Oil Drops as Iraqi Insurgency Slows

Brent crude fell for a second day on signs violence in Iraq may not affect the nation’s oil supply. West Texas Intermediate dropped amid speculation that gains to a nine-month high last week were excessive.

Futures slid as much as 0.7 percent in London. Kurdish troops are defending Kirkuk, Iraq’s fourth-biggest oilfield, against Islamist militants after deploying outside their semi-autonomous region in the country’s north. Exports from Iraq’s Basrah oil terminal on the Persian Gulf are set to climb in July, preliminary cargo data compiled by Bloomberg show. The nation’s output hasn’t been hurt by the violence, the International Energy Agency said today.

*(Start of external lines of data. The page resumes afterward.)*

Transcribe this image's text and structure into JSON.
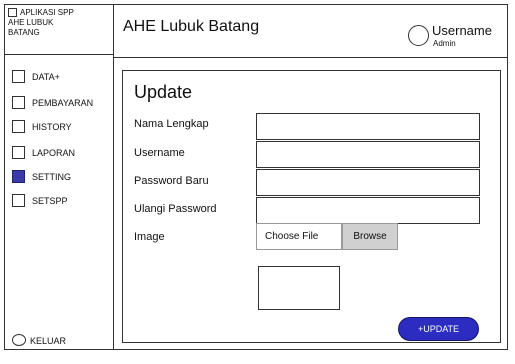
{
  "brand": {
    "line1": "APLIKASI SPP",
    "line2": "AHE LUBUK",
    "line3": "BATANG"
  },
  "sidebar": {
    "items": [
      {
        "label": "DATA+",
        "active": false
      },
      {
        "label": "PEMBAYARAN",
        "active": false
      },
      {
        "label": "HISTORY",
        "active": false
      },
      {
        "label": "LAPORAN",
        "active": false
      },
      {
        "label": "SETTING",
        "active": true
      },
      {
        "label": "SETSPP",
        "active": false
      }
    ],
    "logout_label": "KELUAR"
  },
  "header": {
    "title": "AHE Lubuk Batang",
    "user_name": "Username",
    "user_role": "Admin"
  },
  "form": {
    "title": "Update",
    "fields": [
      {
        "label": "Nama Lengkap",
        "value": ""
      },
      {
        "label": "Username",
        "value": ""
      },
      {
        "label": "Password Baru",
        "value": ""
      },
      {
        "label": "Ulangi Password",
        "value": ""
      }
    ],
    "image_label": "Image",
    "choose_file_label": "Choose File",
    "browse_label": "Browse",
    "update_label": "+UPDATE"
  },
  "colors": {
    "active": "#3a3aa8",
    "button": "#2c2cc0"
  }
}
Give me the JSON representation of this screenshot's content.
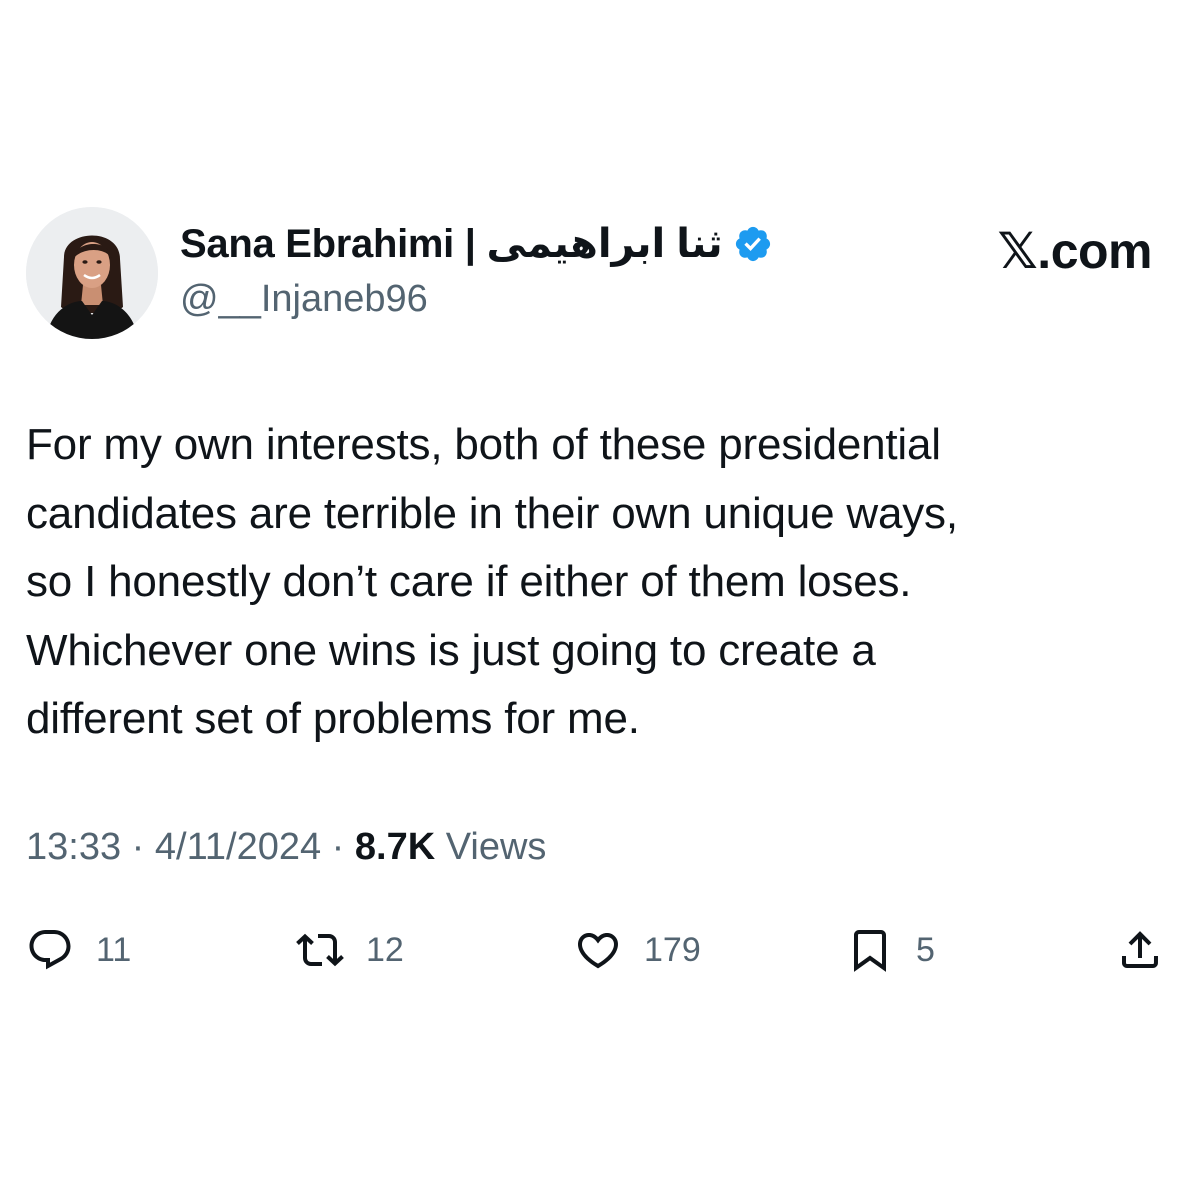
{
  "author": {
    "display_name": "Sana Ebrahimi | ثنا ابراهیمی",
    "handle": "@__Injaneb96",
    "verified_icon": "verified-badge-icon",
    "verified_color": "#1d9bf0"
  },
  "brand": {
    "label": "𝕏.com"
  },
  "tweet": {
    "lines": [
      "For my own interests, both of these presidential",
      "candidates are terrible in their own unique ways,",
      "so I honestly don’t care if either of them loses.",
      "Whichever one wins is just going to create a",
      "different set of problems for me."
    ]
  },
  "meta": {
    "time": "13:33",
    "separator": "·",
    "date": "4/11/2024",
    "views_count": "8.7K",
    "views_label": "Views"
  },
  "actions": {
    "reply": {
      "icon": "reply-bubble-icon",
      "count": "11"
    },
    "retweet": {
      "icon": "retweet-icon",
      "count": "12"
    },
    "like": {
      "icon": "heart-icon",
      "count": "179"
    },
    "bookmark": {
      "icon": "bookmark-icon",
      "count": "5"
    },
    "share": {
      "icon": "share-icon"
    }
  },
  "colors": {
    "text_primary": "#0f1419",
    "text_secondary": "#536471",
    "accent": "#1d9bf0"
  }
}
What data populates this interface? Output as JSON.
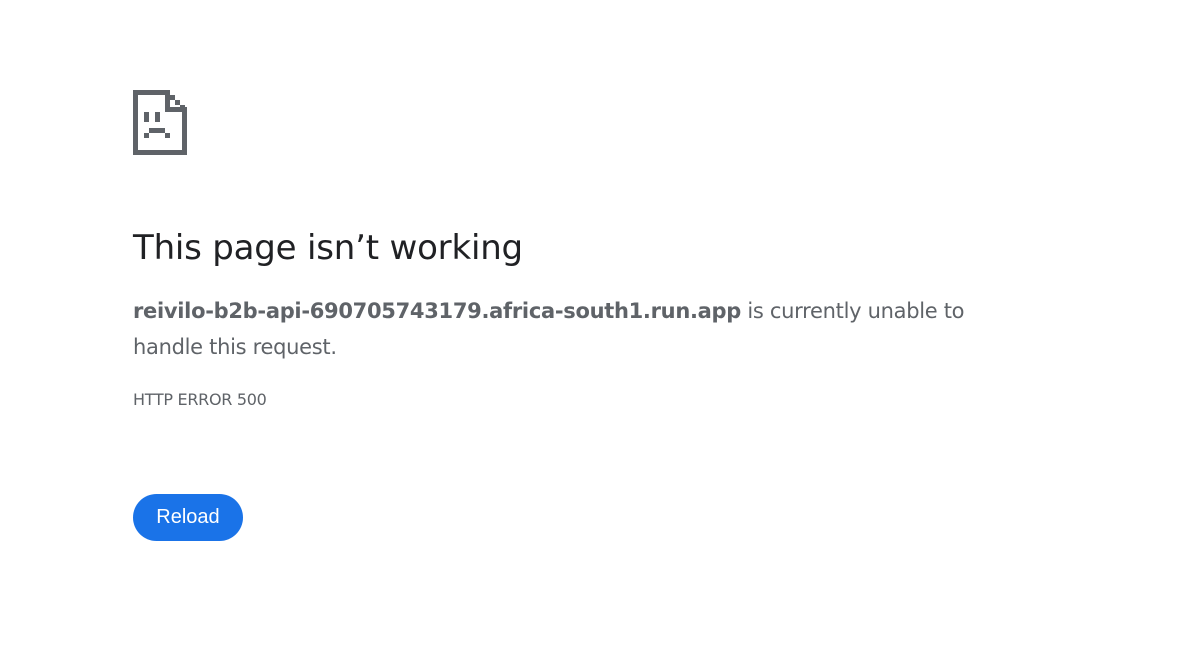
{
  "icon": "sad-page-icon",
  "title": "This page isn’t working",
  "summary": {
    "host": "reivilo-b2b-api-690705743179.africa-south1.run.app",
    "message": " is currently unable to handle this request."
  },
  "error_code": "HTTP ERROR 500",
  "reload_label": "Reload",
  "colors": {
    "title": "#202124",
    "text": "#5f6368",
    "button": "#1a73e8",
    "icon": "#5f6368"
  }
}
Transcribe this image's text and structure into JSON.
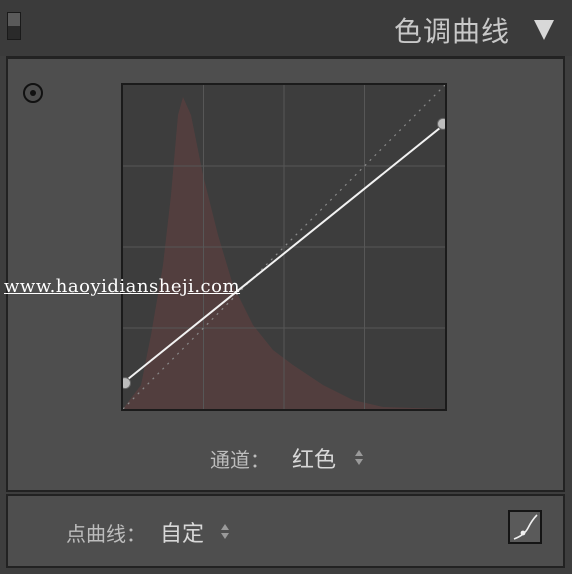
{
  "header": {
    "title": "色调曲线"
  },
  "channel": {
    "label": "通道：",
    "value": "红色"
  },
  "point_curve": {
    "label": "点曲线：",
    "value": "自定"
  },
  "watermark": {
    "text": "www.haoyidiansheji.com"
  },
  "curve": {
    "points": [
      [
        0,
        0.08
      ],
      [
        1,
        0.88
      ]
    ],
    "line_color": "#f2f2f2",
    "point_color": "#bdbdbd",
    "histogram_color": "#5a3f3f"
  },
  "colors": {
    "panel_bg": "#3e3e3e",
    "content_bg": "#4e4e4e",
    "graph_bg": "#3d3d3d"
  }
}
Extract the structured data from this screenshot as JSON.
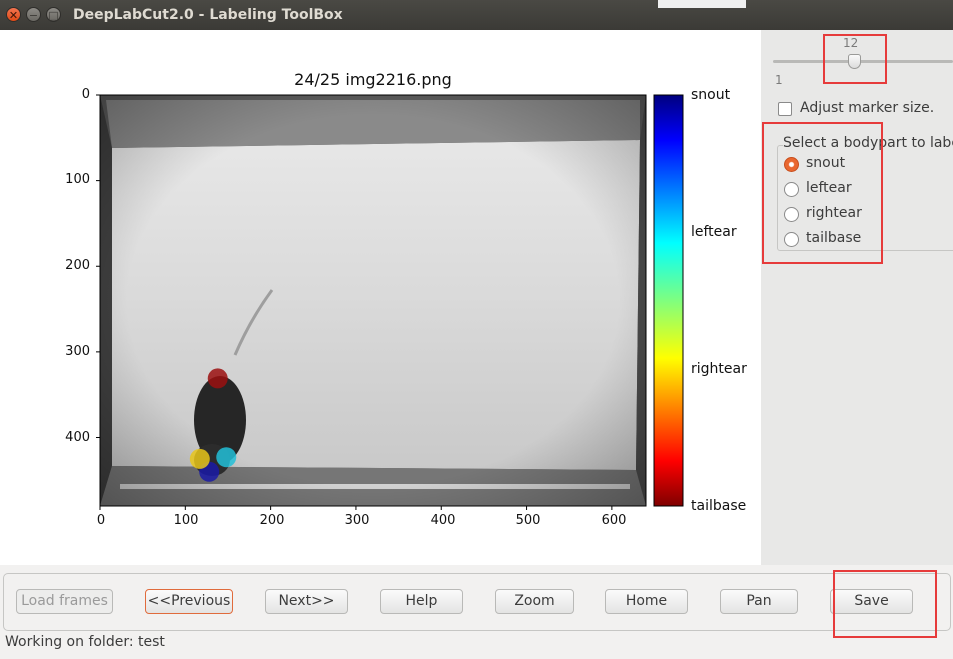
{
  "window": {
    "title": "DeepLabCut2.0 - Labeling ToolBox"
  },
  "plot": {
    "title": "24/25 img2216.png",
    "y_ticks": [
      "0",
      "100",
      "200",
      "300",
      "400"
    ],
    "x_ticks": [
      "0",
      "100",
      "200",
      "300",
      "400",
      "500",
      "600"
    ],
    "colorbar_labels": [
      "snout",
      "leftear",
      "rightear",
      "tailbase"
    ],
    "markers": [
      {
        "bodypart": "snout",
        "x": 128,
        "y": 440,
        "color": "#1a1aa6"
      },
      {
        "bodypart": "leftear",
        "x": 148,
        "y": 423,
        "color": "#22c0d8"
      },
      {
        "bodypart": "rightear",
        "x": 117,
        "y": 425,
        "color": "#e8c51a"
      },
      {
        "bodypart": "tailbase",
        "x": 138,
        "y": 331,
        "color": "#9b1010"
      }
    ]
  },
  "sidebar": {
    "slider_value": "12",
    "slider_min": "1",
    "adjust_marker_label": "Adjust marker size.",
    "bodypart_group_label": "Select a bodypart to label",
    "bodyparts": [
      "snout",
      "leftear",
      "rightear",
      "tailbase"
    ],
    "selected_bodypart": "snout"
  },
  "buttons": {
    "load": "Load frames",
    "previous": "<<Previous",
    "next": "Next>>",
    "help": "Help",
    "zoom": "Zoom",
    "home": "Home",
    "pan": "Pan",
    "save": "Save"
  },
  "status": {
    "text": "Working on folder: test"
  },
  "colors": {
    "accent": "#e9672f",
    "highlight_box": "#e63b3b"
  }
}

Brent for August settlement dropped as much as 78 cents to $112.16 a barrel on the ICE Futures Europe exchange and was at $112.73 at 1:28 p.m. London time. The volume of all futures traded was about 50 percent above the 100-day average for the time of day. Prices are up 1.8 percent this year.

via Bloomberg

This article is for general information purposes only. It is not investment advice or a solution to buy or sell securities. Opinions are the authors; not necessarily that of OANDA Corporation or any of its affiliates, subsidiaries, officers or directors. Leveraged trading is high risk and not suitable for all. You could lose all of your deposited funds.

Alfonso Esparza

Alfonso Esparza

Senior Currency Analyst at Market Pulse
Alfonso Esparza specializes in macro forex strategies for North American and major currency pairs. Upon joining OANDA in 2007, Alfonso Esparza established the MarketPulseFX blog and he has since written extensively about central banks and global economic and political trends. Alfonso has also worked as a professional currency trader focused on North America and emerging markets. He has been published by The MarketWatch, Reuters, the Wall Street Journal and The Globe and Mail, and he also appears regularly as a guest commentator on networks including Bloomberg and BNN. He holds a finance degree from the Monterrey Institute of Technology and Higher Education (ITESM) and an MBA with a specialization on financial engineering and marketing from the University of Toronto.
Alfonso Esparza